Critical Writing Paper #6
Writing for the Pop Culture class
ANTH 113: Ethnograpies of Popular Culture
For our current readings I chose Davis' "Shotgun Wedlock: Annie Oakley's Power Politics in the Wild West," as well as Liebes and Katz' "The Export of Meaning: Cross-Cultural Readings of 'Dallas'." Davis' article was fascinating; it compared Oakley's and Butler's shooting act with magic, illusion, and prestidigitation shows, both modern and of that time; explored the recurrent themes of sexism and violence against women in such shows; noted the lack of deception and the apparent reversal of gender roles in the Oakley and Butler act; and concluded that the act was a power inversion rather than a challenge to the established sex roles of the time.
The Liebes and Katz article is an interesting exploration of how different cultures translate the same American-made product. A Proppian model was used to categorize 3 types of cultural reactions to "Dallas": linear, segmented, and thematic. One can also see by the article that "Dallas" is quite definitely in the category of lowbrow art. Several examples of this are easily discerned, as Levine pointed out in his book Highbrow/Lowbrow. For example, the story is endlessly permutative rather than fixed; the audience is participative in its speech, talking both before, during, and after the show; and the audience frequently came to mutual (rather than individual) concensus in applauding or disapproving of the actions of the actors on the screen. However, as someone with little or no interest in soap operas, I'd love to read a study on the reasons for why "Dallas" failed in certain countries.

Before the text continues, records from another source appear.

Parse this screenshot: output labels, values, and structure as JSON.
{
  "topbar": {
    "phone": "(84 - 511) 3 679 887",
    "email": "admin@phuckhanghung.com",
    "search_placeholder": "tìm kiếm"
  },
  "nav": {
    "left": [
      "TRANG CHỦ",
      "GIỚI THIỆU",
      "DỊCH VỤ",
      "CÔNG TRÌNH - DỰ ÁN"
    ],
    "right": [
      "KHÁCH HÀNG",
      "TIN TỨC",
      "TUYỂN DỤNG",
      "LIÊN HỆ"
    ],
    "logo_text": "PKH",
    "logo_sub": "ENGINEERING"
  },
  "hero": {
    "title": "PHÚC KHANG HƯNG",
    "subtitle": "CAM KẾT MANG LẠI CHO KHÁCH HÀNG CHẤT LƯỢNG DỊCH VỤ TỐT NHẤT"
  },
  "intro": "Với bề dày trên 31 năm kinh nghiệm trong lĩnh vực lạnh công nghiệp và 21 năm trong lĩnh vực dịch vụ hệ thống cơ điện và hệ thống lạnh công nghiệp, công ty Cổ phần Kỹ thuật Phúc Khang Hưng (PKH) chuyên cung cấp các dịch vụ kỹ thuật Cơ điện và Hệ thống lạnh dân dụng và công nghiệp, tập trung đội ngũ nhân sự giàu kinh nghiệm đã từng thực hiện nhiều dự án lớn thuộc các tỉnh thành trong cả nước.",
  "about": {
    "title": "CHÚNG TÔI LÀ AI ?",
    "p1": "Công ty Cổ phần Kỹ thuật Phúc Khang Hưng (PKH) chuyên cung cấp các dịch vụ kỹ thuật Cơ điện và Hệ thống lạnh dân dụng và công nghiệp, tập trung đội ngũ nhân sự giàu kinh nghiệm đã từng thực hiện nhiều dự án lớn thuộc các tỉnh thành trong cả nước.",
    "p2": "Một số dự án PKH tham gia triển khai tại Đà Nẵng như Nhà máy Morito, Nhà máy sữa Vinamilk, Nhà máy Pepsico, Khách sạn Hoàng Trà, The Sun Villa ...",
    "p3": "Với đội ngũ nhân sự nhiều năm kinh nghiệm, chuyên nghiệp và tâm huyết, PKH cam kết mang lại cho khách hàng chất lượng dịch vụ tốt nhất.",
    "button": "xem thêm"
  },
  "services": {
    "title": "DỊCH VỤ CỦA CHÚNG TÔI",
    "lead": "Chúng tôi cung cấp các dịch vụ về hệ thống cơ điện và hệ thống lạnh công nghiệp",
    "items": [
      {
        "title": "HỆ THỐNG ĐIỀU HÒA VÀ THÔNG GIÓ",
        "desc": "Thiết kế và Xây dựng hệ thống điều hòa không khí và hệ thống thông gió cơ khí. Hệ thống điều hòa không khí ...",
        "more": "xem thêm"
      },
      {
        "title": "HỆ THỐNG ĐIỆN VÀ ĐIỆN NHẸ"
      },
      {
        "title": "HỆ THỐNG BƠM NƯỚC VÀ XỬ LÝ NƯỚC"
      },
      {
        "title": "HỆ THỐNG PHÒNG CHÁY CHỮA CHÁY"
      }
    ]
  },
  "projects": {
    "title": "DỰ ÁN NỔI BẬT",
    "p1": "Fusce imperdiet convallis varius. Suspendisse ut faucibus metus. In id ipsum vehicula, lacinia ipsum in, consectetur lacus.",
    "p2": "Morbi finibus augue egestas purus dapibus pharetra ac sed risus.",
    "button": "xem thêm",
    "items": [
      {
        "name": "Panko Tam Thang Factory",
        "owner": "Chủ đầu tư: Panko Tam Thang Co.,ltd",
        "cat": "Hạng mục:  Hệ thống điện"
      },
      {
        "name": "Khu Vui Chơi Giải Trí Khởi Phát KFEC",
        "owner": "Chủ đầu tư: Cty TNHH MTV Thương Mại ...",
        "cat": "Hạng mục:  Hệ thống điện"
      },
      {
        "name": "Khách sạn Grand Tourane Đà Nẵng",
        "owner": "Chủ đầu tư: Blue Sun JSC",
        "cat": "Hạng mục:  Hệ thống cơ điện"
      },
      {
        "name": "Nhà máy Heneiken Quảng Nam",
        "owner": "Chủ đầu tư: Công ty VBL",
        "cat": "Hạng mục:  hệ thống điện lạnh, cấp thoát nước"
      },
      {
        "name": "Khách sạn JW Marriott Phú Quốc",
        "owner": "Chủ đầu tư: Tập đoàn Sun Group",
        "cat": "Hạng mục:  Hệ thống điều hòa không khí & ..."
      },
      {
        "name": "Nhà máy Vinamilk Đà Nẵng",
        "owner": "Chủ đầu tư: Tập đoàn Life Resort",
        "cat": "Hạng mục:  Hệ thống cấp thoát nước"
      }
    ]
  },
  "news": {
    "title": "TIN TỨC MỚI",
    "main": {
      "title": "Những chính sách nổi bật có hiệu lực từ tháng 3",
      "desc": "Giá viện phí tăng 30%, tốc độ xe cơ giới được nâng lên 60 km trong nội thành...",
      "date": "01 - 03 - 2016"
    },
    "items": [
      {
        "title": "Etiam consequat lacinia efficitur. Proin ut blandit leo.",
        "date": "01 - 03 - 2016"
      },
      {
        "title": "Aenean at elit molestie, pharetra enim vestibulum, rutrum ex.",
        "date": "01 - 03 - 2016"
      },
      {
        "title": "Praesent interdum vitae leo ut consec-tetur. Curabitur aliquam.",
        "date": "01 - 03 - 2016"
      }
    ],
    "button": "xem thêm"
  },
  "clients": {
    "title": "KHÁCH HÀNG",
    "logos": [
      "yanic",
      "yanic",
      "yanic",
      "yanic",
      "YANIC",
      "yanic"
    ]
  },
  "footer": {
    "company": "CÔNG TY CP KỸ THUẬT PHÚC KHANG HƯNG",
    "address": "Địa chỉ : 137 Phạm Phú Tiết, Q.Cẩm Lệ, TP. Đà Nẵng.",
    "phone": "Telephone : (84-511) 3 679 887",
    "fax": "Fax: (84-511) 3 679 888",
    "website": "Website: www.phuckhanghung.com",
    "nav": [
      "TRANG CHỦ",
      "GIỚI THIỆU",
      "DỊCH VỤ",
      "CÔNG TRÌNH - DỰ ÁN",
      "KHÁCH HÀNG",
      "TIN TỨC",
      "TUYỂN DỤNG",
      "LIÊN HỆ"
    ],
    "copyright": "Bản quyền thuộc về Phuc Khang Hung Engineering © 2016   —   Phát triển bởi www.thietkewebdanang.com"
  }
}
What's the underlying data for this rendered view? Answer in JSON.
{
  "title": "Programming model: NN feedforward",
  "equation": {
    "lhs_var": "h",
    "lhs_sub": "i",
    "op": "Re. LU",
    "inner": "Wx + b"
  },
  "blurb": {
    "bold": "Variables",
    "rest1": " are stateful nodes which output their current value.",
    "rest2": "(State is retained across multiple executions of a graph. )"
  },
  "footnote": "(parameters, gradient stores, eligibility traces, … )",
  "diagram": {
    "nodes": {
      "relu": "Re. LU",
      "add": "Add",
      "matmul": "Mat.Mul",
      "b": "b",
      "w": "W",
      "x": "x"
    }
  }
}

I find myself fascinated by the Oakley and Butler gender role reversals. While I realize it is just wild speculation, I cannot help but wonder if perhaps Butler was a woman passing as a man. It seems to me amazing that a man of the time would be so comfortable with his masculinity as to allow himself to be an unbilled and unpaid assistant to his famous wife. Furthermore, Davis mentions in the article the enormous flexibility of the romanticized "Western Woman" -- surely if a woman could dress, ride, drink, shoot, and swear like a man it would also be possible to pass as one? This would also explain the couple never having any children, Oakley keeping her own last name in a time where this was virtually unheard of, and Oakley's lack of desire to create an oppositional sexuality, since doing such would potentially demand her husband prove his masculinity -- a difficult thing to do if Butler were indeed female. While I know it is unprovable and most probably merely a personal fiction, I admit I would find myself applauding the cleverness of the couple were it true.
Last Updated: Tues Mar 23 1999